On the night of May 20, 2010, as the governor of Puerto Rico Luis Fortuño held a political fundraiser in one of the salons of the Hotel Sheraton in San Juan, the capital city, students and supporters clashed with special police forces who arrived to quash the demonstration in the hotel’s lobby. Members of the police riot squad beat demonstrators with batons and used pepper spray against them. At least five students were arrested. Leaders of trade unions, students, and other demonstrators were wounded and transported to nearby clinics and hospitals.

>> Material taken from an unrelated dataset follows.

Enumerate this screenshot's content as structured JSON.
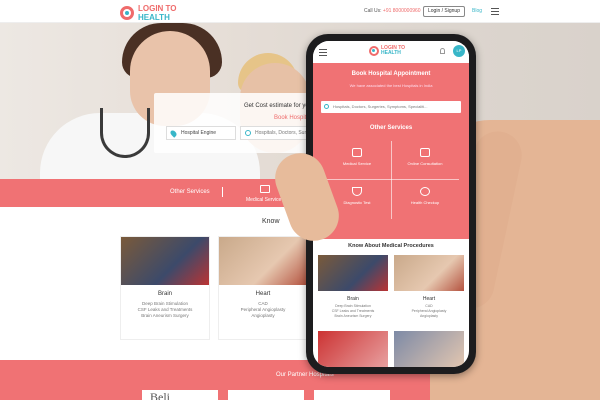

This is yet another incident in the student strike that started April 21, 2010. For almost a month, students have paralyzed the main campus of the state-run University of Puerto Rico (UPR), protesting against $100 million in budget cuts and the proposed elimination of certain registration and fee waivers. About 20,000 students are enrolled in the main UPR campus in Río Piedras. Ten of the UPR’s 11 campuses on the Island — where around 62,000 students study — have joined the protest. The student strike has catalyzed a national social movement that was already displeased with Governor Fortuño’s economic and social policies. Artists, politicians, professors, members of trade unions, and activists, from Puerto Rico and the world, have joined the students in solidarity.
In the past days, tension has risen in the Río Piedras campus of the UPR. A special police unit has surrounded the campus. Parents have been legally denied the possibility of delivering water, food, and other basic supplies to their kids: students who are participating in the strike. There have been violent police encounters with parents, students, and other people who have supported the strike.
Also on May 20, for the first time in Puerto Rican history, professors from the entire UPR system held an assembly in Cayey to discuss the institution’s situation. Also, after the UPR temporarily suspended its lawsuit against various student leaders, negotiations between the Students’ Negotiating Committee and the President of the UPR, José Ramón de la Torre, and the President of the Board of Trustees, Ygrí Rivera, started again yesterday.
Firuzeh Shokooh Valle is a Puerto Rican journalist. Follow her at <twitter.com/firuzehsv>. This article is an excerpt from an article first published by Global Voices Online on 20 May 2010 under a Creative Commons license. See, also, Firuzeh Shokooh Valle, “Puerto Rico: Second National Strike in Less than a Year”; and Juliana Rincón Parra and Firuzeh Shokooh Valle, “Puerto Rico: The University Protest Seen through Online Video.”